TRY IT: Print the records below exactly, with no pictures.

(INFORMATION SUPPLIED begins)

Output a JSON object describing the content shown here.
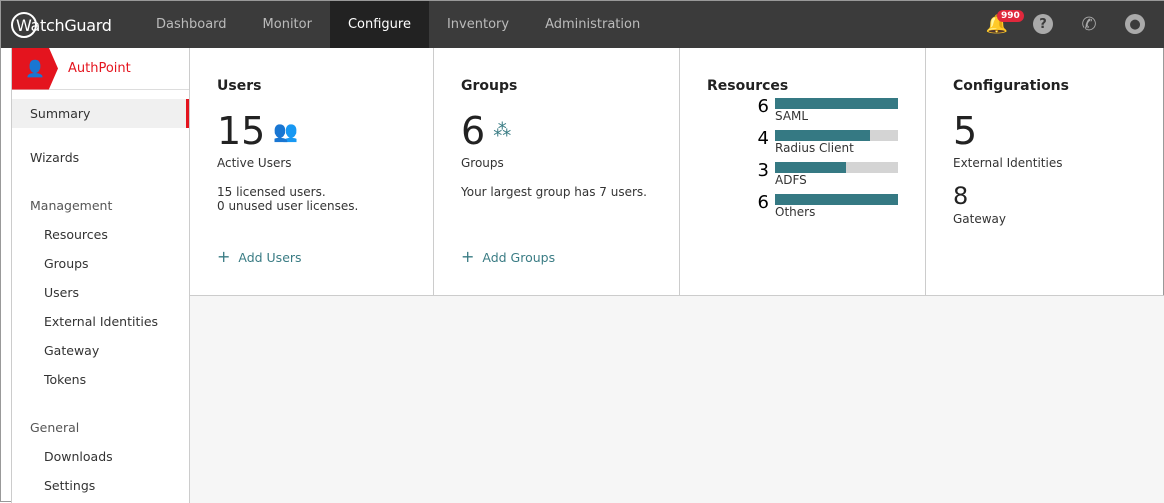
{
  "header": {
    "logo": "WatchGuard",
    "nav": [
      "Dashboard",
      "Monitor",
      "Configure",
      "Inventory",
      "Administration"
    ],
    "active": "Configure",
    "notifications": "990"
  },
  "sidebar": {
    "product": "AuthPoint",
    "summary": "Summary",
    "wizards": "Wizards",
    "management": "Management",
    "management_items": [
      "Resources",
      "Groups",
      "Users",
      "External Identities",
      "Gateway",
      "Tokens"
    ],
    "general": "General",
    "general_items": [
      "Downloads",
      "Settings"
    ]
  },
  "users": {
    "title": "Users",
    "count": "15",
    "label": "Active Users",
    "line1": "15 licensed users.",
    "line2": "0 unused user licenses.",
    "add": "Add Users"
  },
  "groups": {
    "title": "Groups",
    "count": "6",
    "label": "Groups",
    "line1": "Your largest group has 7 users.",
    "add": "Add Groups"
  },
  "resources": {
    "title": "Resources",
    "items": [
      {
        "count": "6",
        "label": "SAML",
        "fill": 1.0
      },
      {
        "count": "4",
        "label": "Radius Client",
        "fill": 0.77
      },
      {
        "count": "3",
        "label": "ADFS",
        "fill": 0.58
      },
      {
        "count": "6",
        "label": "Others",
        "fill": 1.0
      }
    ]
  },
  "configurations": {
    "title": "Configurations",
    "ext_count": "5",
    "ext_label": "External Identities",
    "gw_count": "8",
    "gw_label": "Gateway"
  }
}
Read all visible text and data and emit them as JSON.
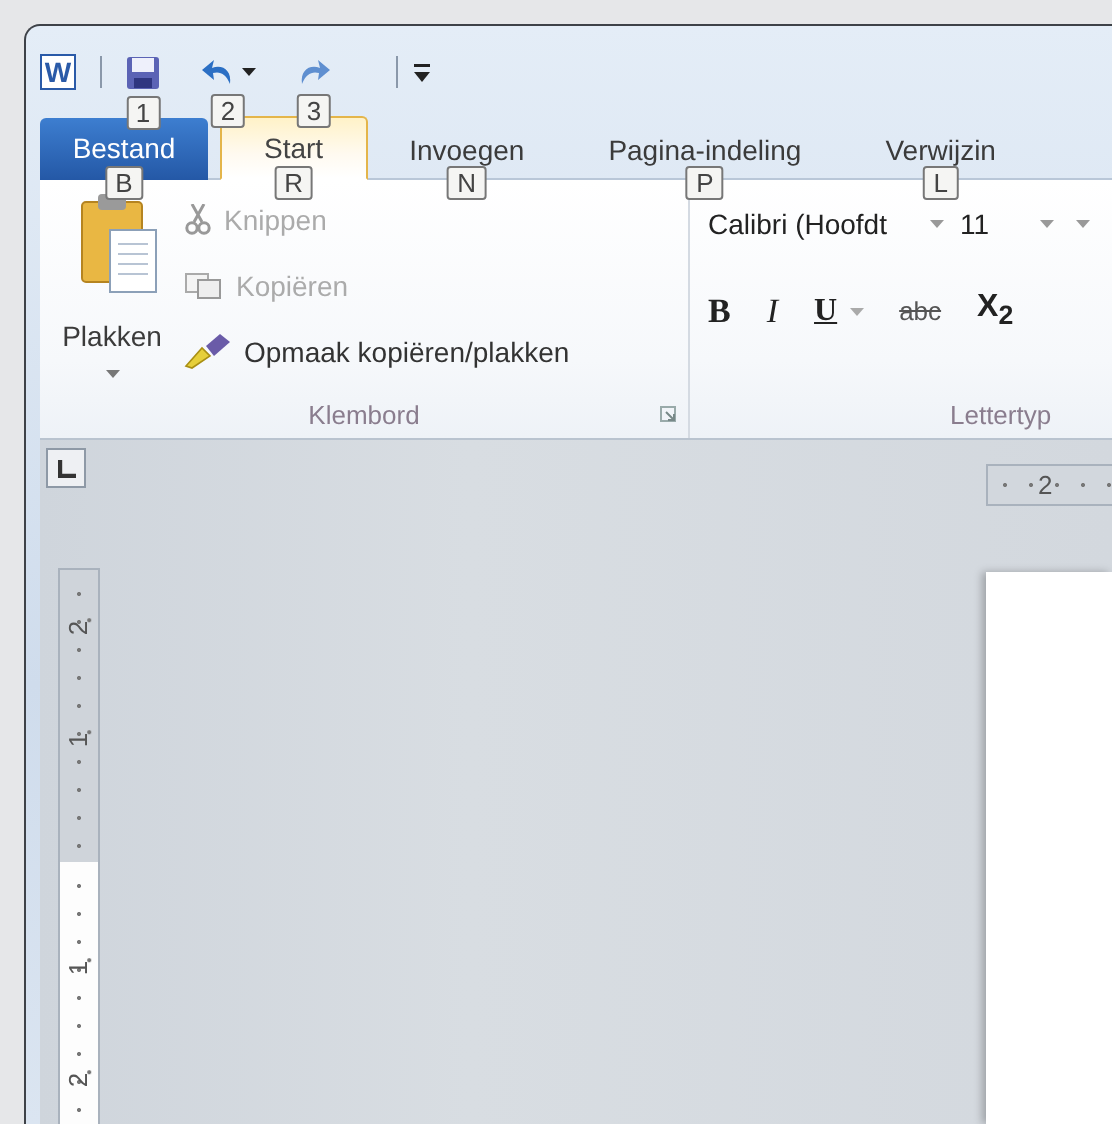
{
  "title_bar": {
    "app_logo": "W",
    "quick_access": [
      {
        "kind": "save",
        "dropdown": false,
        "keytip": "1"
      },
      {
        "kind": "undo",
        "dropdown": true,
        "keytip": "2"
      },
      {
        "kind": "redo",
        "dropdown": false,
        "keytip": "3"
      }
    ]
  },
  "tabs": [
    {
      "label": "Bestand",
      "kind": "file",
      "selected": false,
      "keytip": "B"
    },
    {
      "label": "Start",
      "kind": "tab",
      "selected": true,
      "keytip": "R"
    },
    {
      "label": "Invoegen",
      "kind": "tab",
      "selected": false,
      "keytip": "N"
    },
    {
      "label": "Pagina-indeling",
      "kind": "tab",
      "selected": false,
      "keytip": "P"
    },
    {
      "label": "Verwijzin",
      "kind": "tab",
      "selected": false,
      "keytip": "L"
    }
  ],
  "clipboard_group": {
    "label": "Klembord",
    "paste": {
      "label": "Plakken"
    },
    "items": [
      {
        "label": "Knippen",
        "kind": "cut",
        "disabled": true
      },
      {
        "label": "Kopiëren",
        "kind": "copy",
        "disabled": true
      },
      {
        "label": "Opmaak kopiëren/plakken",
        "kind": "format_painter",
        "disabled": false
      }
    ]
  },
  "font_group": {
    "label": "Lettertyp",
    "font_name": "Calibri (Hoofdt",
    "font_size": "11",
    "buttons": [
      {
        "label": "B",
        "kind": "bold",
        "dropdown": false
      },
      {
        "label": "I",
        "kind": "italic",
        "dropdown": false
      },
      {
        "label": "U",
        "kind": "underline",
        "dropdown": true
      },
      {
        "label": "abc",
        "kind": "strikethrough",
        "dropdown": false
      },
      {
        "label": "X$_{2}$",
        "kind": "subscript",
        "dropdown": false
      }
    ]
  },
  "rulers": {
    "horizontal": [
      "2"
    ],
    "vertical_shaded": [
      "2",
      "1"
    ],
    "vertical": [
      "1",
      "2"
    ]
  }
}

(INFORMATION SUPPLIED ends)

REPLY TO THE EXERCISE:
Output a JSON object describing the content shown here.
{
  "header": {
    "logo": "WatchGuard",
    "nav": [
      "Dashboard",
      "Monitor",
      "Configure",
      "Inventory",
      "Administration"
    ],
    "active": "Configure",
    "notifications": "990"
  },
  "sidebar": {
    "product": "AuthPoint",
    "summary": "Summary",
    "wizards": "Wizards",
    "management": "Management",
    "management_items": [
      "Resources",
      "Groups",
      "Users",
      "External Identities",
      "Gateway",
      "Tokens"
    ],
    "general": "General",
    "general_items": [
      "Downloads",
      "Settings"
    ]
  },
  "users": {
    "title": "Users",
    "count": "15",
    "label": "Active Users",
    "line1": "15 licensed users.",
    "line2": "0 unused user licenses.",
    "add": "Add Users"
  },
  "groups": {
    "title": "Groups",
    "count": "6",
    "label": "Groups",
    "line1": "Your largest group has 7 users.",
    "add": "Add Groups"
  },
  "resources": {
    "title": "Resources",
    "items": [
      {
        "count": "6",
        "label": "SAML",
        "fill": 1.0
      },
      {
        "count": "4",
        "label": "Radius Client",
        "fill": 0.77
      },
      {
        "count": "3",
        "label": "ADFS",
        "fill": 0.58
      },
      {
        "count": "6",
        "label": "Others",
        "fill": 1.0
      }
    ]
  },
  "configurations": {
    "title": "Configurations",
    "ext_count": "5",
    "ext_label": "External Identities",
    "gw_count": "8",
    "gw_label": "Gateway"
  }
}
Read all visible text and data and emit them as JSON.
{
  "title_bar": {
    "app_logo": "W",
    "quick_access": [
      {
        "kind": "save",
        "dropdown": false,
        "keytip": "1"
      },
      {
        "kind": "undo",
        "dropdown": true,
        "keytip": "2"
      },
      {
        "kind": "redo",
        "dropdown": false,
        "keytip": "3"
      }
    ]
  },
  "tabs": [
    {
      "label": "Bestand",
      "kind": "file",
      "selected": false,
      "keytip": "B"
    },
    {
      "label": "Start",
      "kind": "tab",
      "selected": true,
      "keytip": "R"
    },
    {
      "label": "Invoegen",
      "kind": "tab",
      "selected": false,
      "keytip": "N"
    },
    {
      "label": "Pagina-indeling",
      "kind": "tab",
      "selected": false,
      "keytip": "P"
    },
    {
      "label": "Verwijzin",
      "kind": "tab",
      "selected": false,
      "keytip": "L"
    }
  ],
  "clipboard_group": {
    "label": "Klembord",
    "paste": {
      "label": "Plakken"
    },
    "items": [
      {
        "label": "Knippen",
        "kind": "cut",
        "disabled": true
      },
      {
        "label": "Kopiëren",
        "kind": "copy",
        "disabled": true
      },
      {
        "label": "Opmaak kopiëren/plakken",
        "kind": "format_painter",
        "disabled": false
      }
    ]
  },
  "font_group": {
    "label": "Lettertyp",
    "font_name": "Calibri (Hoofdt",
    "font_size": "11",
    "buttons": [
      {
        "label": "B",
        "kind": "bold",
        "dropdown": false
      },
      {
        "label": "I",
        "kind": "italic",
        "dropdown": false
      },
      {
        "label": "U",
        "kind": "underline",
        "dropdown": true
      },
      {
        "label": "abc",
        "kind": "strikethrough",
        "dropdown": false
      },
      {
        "label": "X$_{2}$",
        "kind": "subscript",
        "dropdown": false
      }
    ]
  },
  "rulers": {
    "horizontal": [
      "2"
    ],
    "vertical_shaded": [
      "2",
      "1"
    ],
    "vertical": [
      "1",
      "2"
    ]
  }
}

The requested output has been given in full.